Make us your home page
Instagram

Today’s top headlines delivered to you daily.

(View our Privacy Policy)

Health line

Briefs: Airbag alone is insufficient

Airbag alone is insufficient

A study of more than 15,000 facial-fracture patients injured in motor vehicle accidents found that victims who were not protected by both an airbag and seat belt were more than twice as likely to experience serious cuts and trauma as riders who had used just a seat belt. The University of Wisconsin School of Medicine and Public Health group's research also shows that victims who skipped even the seat belt, apparently relying only on their vehicles' airbags, received little to no protection from facial trauma. Noted one researcher: "When an airbag deploys, you get more impact to your face."

Differentiating colds, allergy

It's hard to tell sometimes what makes your child feel under the weather, particularly in the early summer when there is plenty of pollen around, and children are also in and out of pools and air-conditioning. Both colds (which are caused by viruses) and allergies result in runny noses, watery eyes and sneezing. But there are ways to tell the two conditions apart: The discharge from allergies is typically clear, while a cold often ends up with thick yellow or green discharge. And you rarely get body aches or a fever from an allergy.

Don't ignore vision problems

Seeing stars? Get to an ophthalmologist quickly if you see any of the following, which could signal a detachment or tear in your retina:

• "Floaters'' that drift in your vision as your eye moves (they may look like dots, veils, cobwebs or strings).

• Flashing lights, especially in peripheral vision. They may ripple or flicker.

• A shadow or "curtain'' that comes down across your field of vision.

Low sodium level common in seniors

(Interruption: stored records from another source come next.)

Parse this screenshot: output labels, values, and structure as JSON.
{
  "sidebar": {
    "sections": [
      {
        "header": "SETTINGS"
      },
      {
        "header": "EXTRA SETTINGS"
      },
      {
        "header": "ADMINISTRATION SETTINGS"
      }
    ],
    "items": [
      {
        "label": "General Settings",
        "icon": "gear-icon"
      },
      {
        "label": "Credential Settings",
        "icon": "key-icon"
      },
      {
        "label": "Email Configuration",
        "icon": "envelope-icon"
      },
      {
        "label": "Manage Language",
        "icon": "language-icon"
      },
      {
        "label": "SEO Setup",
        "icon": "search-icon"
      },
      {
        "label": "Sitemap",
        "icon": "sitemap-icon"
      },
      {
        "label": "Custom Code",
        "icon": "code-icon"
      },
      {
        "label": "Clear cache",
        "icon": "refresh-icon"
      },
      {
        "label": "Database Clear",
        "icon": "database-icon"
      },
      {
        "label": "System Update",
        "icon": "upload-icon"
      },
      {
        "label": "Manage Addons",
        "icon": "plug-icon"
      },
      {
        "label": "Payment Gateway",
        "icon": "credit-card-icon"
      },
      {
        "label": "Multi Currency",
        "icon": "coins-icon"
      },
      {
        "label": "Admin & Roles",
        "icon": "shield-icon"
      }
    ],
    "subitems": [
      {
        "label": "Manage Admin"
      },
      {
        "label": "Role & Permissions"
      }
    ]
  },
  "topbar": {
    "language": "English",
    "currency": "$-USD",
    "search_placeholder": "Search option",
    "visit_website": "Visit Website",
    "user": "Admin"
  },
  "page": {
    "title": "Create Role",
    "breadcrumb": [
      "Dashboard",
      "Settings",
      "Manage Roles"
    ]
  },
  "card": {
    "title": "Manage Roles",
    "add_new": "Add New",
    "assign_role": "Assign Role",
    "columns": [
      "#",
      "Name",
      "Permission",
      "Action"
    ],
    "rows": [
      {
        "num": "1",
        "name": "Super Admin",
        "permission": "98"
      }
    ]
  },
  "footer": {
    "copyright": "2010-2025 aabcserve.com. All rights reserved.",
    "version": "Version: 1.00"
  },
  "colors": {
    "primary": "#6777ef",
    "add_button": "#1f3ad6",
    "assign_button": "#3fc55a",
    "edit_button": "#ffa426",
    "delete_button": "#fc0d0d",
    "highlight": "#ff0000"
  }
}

Your sodium level naturally drops as you age. Signs of the condition, termed hyponatremia, can range from a headache to struggling with crossword puzzles to losing your balance. According to Dr. Joseph Verbalis, chief of the Division of Endocrinology and Metabolism at Georgetown University Hospital, "Mild hyponatremia often goes untreated or undiagnosed because many patients believe the symptoms are part of the normal aging process." Adults over age 50 who have been diagnosed with mild hyponatremia are eligible to participate in a study in the Tampa Bay area. Your doctor may need to do a simple blood test to see if you can join. To learn more about the study, go to www.insightsaltstudy.com or call (727) 584-6368.

Compiled from Times staff, wires

Briefs: Airbag alone is insufficient 07/07/08 [Last modified: Monday, November 1, 2010 2:32pm]
Photo reprints | Article reprints

© 2017 Tampa Bay Times

    

Join the discussion: Click to view comments, add yours

Loading...
  1. Tampa Bay small businesses give Tampa B+ for regulatory climate

    Corporate

    In a recent survey about small business sentiments toward state and local government policies that affect them, Tampa Bay ranked at No. 25 out of 80 — a B+ overall.

    Tampa Bay ranked No. 25 out of 80 in a recent survey about how small business owners feel about state and local government policies that affect them. | [Times file photo]
  2. Dirk Koetter to Bucs: Take your complaints to someone who can help

    Bucs

    TAMPA — It was just another day of aching bellies at One Save Face.

    Dirk Koetter: “All of our issues are self-inflicted right now.”
  3. Seminole Heights murders: fear and warnings, but no answers

    Crime

    TAMPA — Interim Tampa police Chief Brian Dugan elicited loud gasps from the crowd of about 400 who showed up at Edison Elementary School on Monday night to learn more about the string of unsolved killings that have left the southeast Seminole Heights neighborhood gripped by fear.

    Kimberly Overman, left, comforts Angelique Dupree, center, as she spoke about the death of her nephew Benjamin Mitchell, 22, last week in Seminole Heights. The Tampa Police Department held a town hall meeting Monday night where concerned residents hoped to learn more about the investigation into the three shooting deaths over 11 days in southeast Seminole Heights. But police could give the crowd at Edison Elementary School few answers. [OCTAVIO JONES   |   Times]
  4. Juvenile justice reform seen as help for teen car theft problem

    Crime

    ST. PETERSBURG — One of Tampa Bay's largest religious organizations has decided to make reforming the juvenile justice system one of its top priorities for next year.

    One of Tampa Bay's largest religious organizations, Faith & Action for Strength Together (FAST), voted Monday night to make reforming the juvenile justice system one of its top priorities for next year. FAST believes civil citations could help Pinellas County?€™s teen car theft epidemic by keeping children out of the juvenile justice system for minor offenses. [ZACHARY T. SAMPSON  |  Times]
  5. U.S. general lays out Niger attack details; questions remain (w/video)

    War

    WASHINGTON — The U.S. Special Forces unit ambushed by Islamic militants in Niger didn't call for help until an hour into their first contact with the enemy, the top U.S. general said Monday, as he tried to clear up some of the murky details of the assault that killed four American troops and has triggered a nasty …

    Gen. Joseph Dunford said much is still unclear about the ambush.